Fernando Henrique Cardoso, sociologist, politician, and president of Brazil from 1994 to 2002, was born in Rio de Janeiro. He received his doctorate from the University of Sao Paulo, where he began his career as a sociology professor and opponent of Brazil’s military dictators. His first academic books, written in the 1950s, highlighted the lingering prejudices, inequality, and injustices in Brazilian society. His studies of the relations between races and classes moved to the study of the structures that conditioned them.
Cardoso’s calls for a conceptual rethinking of economic growth, inequality, poverty, and class differences led to his living in exile from 1964 to 1968, working at the UN Economic Commission for Latin America. Upon his return to Brazil, the government suspended his civil rights, and he was banned from teaching. His focus then shifted from economics and the structure of society to politics: how to restore democracy to Brazil and provide better opportunities for all. He built a non-government center of social research, The Brazilian Center of Analysis and Planning (CEBRAP), and collaborated with democratic organizations to expose the stark disparity between the impoverished lives of so many Brazilians and the high rates of economic development in the country.
During the 1980s, Cardoso was elected to the Senate representing the state of Sao Paulo and became one of the founders of Brazil’s centrist Social Democratic Party. Known as an inflation-fighting supporter of free market reforms, Cardoso was appointed economy minister of Brazil in 1993. In 1994, he was elected president, and re-elected in 1998. Using the research and scholarship from his earlier career, he instituted universal access to basic public education, strengthened a universal public health system, expanded access to land for those who needed it, and instituted a system of direct cash transfers to the poorest families to reduce poverty and inequality. Brazil grew to become the world’s sixth-largest economy, an energy giant with a booming manufacturing sector and a growing middle class.
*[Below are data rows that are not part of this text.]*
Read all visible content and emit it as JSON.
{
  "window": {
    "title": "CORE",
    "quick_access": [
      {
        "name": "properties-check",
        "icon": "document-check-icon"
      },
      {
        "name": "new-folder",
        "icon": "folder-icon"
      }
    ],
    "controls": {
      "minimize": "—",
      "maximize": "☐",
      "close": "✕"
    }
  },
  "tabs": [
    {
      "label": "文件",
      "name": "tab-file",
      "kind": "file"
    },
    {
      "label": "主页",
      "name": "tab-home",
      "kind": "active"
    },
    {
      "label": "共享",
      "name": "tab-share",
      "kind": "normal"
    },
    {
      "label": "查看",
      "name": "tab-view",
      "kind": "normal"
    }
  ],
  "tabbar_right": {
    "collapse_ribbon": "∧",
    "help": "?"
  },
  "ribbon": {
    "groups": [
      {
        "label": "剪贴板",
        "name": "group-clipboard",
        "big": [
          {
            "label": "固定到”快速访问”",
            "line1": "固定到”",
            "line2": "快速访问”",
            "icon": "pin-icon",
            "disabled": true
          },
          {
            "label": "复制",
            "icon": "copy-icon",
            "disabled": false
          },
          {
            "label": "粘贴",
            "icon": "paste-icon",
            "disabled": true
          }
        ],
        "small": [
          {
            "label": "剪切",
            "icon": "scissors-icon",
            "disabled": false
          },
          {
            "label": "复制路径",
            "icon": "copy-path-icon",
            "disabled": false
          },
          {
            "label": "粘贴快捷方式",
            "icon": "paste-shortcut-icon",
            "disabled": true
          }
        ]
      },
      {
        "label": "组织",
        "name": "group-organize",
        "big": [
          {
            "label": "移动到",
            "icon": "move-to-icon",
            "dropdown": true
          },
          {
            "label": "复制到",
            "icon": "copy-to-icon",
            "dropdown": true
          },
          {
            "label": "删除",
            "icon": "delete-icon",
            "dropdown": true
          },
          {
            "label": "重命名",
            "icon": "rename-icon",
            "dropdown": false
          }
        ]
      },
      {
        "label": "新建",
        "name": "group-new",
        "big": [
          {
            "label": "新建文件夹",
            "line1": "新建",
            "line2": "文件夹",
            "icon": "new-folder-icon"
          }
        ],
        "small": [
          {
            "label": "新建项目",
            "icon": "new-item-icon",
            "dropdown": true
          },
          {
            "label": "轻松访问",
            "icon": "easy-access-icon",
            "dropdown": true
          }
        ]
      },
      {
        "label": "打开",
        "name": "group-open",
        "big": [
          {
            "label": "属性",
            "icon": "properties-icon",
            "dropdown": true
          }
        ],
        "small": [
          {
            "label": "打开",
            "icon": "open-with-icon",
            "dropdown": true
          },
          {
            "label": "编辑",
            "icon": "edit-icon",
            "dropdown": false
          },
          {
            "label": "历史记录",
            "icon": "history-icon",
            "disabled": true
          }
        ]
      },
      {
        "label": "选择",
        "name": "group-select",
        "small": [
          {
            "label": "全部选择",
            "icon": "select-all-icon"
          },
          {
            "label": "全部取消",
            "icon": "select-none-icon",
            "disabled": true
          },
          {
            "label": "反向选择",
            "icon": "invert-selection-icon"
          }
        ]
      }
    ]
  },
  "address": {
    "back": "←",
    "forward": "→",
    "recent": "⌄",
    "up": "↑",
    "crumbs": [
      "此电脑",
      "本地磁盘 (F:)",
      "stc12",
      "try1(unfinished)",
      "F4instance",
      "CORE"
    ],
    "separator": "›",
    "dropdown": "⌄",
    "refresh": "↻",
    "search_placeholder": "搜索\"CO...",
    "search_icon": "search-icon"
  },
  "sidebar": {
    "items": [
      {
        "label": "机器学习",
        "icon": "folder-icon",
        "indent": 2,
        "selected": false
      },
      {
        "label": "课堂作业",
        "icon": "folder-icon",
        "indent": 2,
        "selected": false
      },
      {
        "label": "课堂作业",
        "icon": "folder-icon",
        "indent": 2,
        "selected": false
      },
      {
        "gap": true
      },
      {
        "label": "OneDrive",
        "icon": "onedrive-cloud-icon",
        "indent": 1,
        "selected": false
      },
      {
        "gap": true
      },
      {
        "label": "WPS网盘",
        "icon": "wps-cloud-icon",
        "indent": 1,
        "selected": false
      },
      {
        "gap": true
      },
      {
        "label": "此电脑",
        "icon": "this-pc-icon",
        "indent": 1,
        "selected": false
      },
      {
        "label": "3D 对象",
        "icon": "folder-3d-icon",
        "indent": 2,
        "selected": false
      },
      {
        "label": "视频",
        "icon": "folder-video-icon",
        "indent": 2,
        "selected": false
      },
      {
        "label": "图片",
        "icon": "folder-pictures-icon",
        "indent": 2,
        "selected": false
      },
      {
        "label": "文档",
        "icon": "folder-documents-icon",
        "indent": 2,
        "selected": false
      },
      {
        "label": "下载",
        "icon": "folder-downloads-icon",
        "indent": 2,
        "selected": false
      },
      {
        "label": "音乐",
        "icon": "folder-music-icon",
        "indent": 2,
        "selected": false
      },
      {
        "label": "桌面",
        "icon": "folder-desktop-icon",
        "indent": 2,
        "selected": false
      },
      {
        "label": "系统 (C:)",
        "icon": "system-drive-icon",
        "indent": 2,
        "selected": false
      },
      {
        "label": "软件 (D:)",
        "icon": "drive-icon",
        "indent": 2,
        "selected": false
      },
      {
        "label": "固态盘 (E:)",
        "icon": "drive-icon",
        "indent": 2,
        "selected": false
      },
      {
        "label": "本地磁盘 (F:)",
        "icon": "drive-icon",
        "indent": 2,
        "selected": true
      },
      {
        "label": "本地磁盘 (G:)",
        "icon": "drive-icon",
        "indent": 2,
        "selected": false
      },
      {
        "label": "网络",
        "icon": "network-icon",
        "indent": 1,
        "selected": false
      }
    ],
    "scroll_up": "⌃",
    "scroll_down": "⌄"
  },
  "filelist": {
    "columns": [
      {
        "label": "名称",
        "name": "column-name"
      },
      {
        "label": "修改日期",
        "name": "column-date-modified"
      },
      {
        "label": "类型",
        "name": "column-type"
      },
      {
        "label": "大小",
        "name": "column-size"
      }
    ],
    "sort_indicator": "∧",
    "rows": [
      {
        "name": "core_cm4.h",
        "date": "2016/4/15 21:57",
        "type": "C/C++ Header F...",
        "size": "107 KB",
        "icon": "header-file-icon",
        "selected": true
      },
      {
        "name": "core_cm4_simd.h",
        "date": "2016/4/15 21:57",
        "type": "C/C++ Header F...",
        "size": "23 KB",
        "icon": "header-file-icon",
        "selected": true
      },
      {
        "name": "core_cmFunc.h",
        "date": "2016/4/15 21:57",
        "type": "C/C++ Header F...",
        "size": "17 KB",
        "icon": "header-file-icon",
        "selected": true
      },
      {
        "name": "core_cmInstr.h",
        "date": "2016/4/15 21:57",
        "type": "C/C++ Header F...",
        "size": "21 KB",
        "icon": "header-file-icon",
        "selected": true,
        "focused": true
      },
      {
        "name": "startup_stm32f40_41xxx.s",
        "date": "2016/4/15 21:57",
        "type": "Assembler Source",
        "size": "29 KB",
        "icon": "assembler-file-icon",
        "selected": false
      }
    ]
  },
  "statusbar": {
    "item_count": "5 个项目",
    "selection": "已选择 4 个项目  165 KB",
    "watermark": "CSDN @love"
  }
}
Cardoso’s career epitomizes the link between academic practice and real-world action. His academic training equipped him to promote change and discredit myths, expose truths, and create a government that better serves society. Cardoso has been a visiting professor at various academic centers in Europe and the United States, including the College de France, the University of Paris, the University of Cambridge, the University of California at Berkeley, and Stanford University. In 2003-2004, Cardoso was a Distinguished Visiting Scholar at The John W. Kluge Center.
Fernando Henrique Cardoso epitomizes how deep empirical scholarship can produce real political and economic changes for society’s betterment. Trained as a sociologist, Cardoso eventually became the 34th president of Brazil. During his presidency, he instituted policies that followed the logic of his earlier scholarship, tackling inflation, opening up the country to global markets, and instituting social programs to address poverty, lack of education, and racial inequality. His leadership transformed Brazil from an underdeveloped country on the periphery of the global economy into the world’s sixth-largest economy.
“President Cardoso has been the kind of modern scholar who combines deep study with respect for empirical evidence. His fundamental aspiration is to seek out the truth about society as it can best be determined, while remaining open to revisiting conclusions as new evidence accumulates whether from a more probing analysis or from changing political and economic realities. He has used and embodied many different aspects of the modern social sciences, and kept a humanitarian perspective.”
—Librarian of Congress James H. Billington
Born: 1931, Rio de Janeiro, Brazil
- Professor, University of São Paulo
- Founder, Brazilian Centre for Analysis and Planning
- Senator, São Paulo, Brazil
Finance Minister, Brazil
- President, Brazil
July 10, 2012
“Crossroads”: A Brief Autobiography
Cardoso Awarded Kluge Prize (May 14, 2012)
- “Côr e mobilidade social em Florianópolis: aspectos das relações entre negros e brancos numa comunidade do Brasil Meridional” (1960)
- “Capitalismo e escravidão no Brasil Meridional” (1962)
- “Empresário industrial e desenvolvimento econômico no Brasil” (1964)
- “Authoritarianism and Democracy” (1975)
- “Sao Paulo: Growth and Poverty” (1978)
- “Dependency and Development in Latin America” (1979)
- “Sociologist, Scholar, President Cardoso Argues for Democracy Among Nations” (Library of Congress Information Bulletin, Mar. 2005)
- “The Need for Global Democratic Governance: The Perspective from Latin America” (Fourth Annual Kissinger Lecture, delivered by Fernando Henrique Cardoso, Feb. 22, 2005)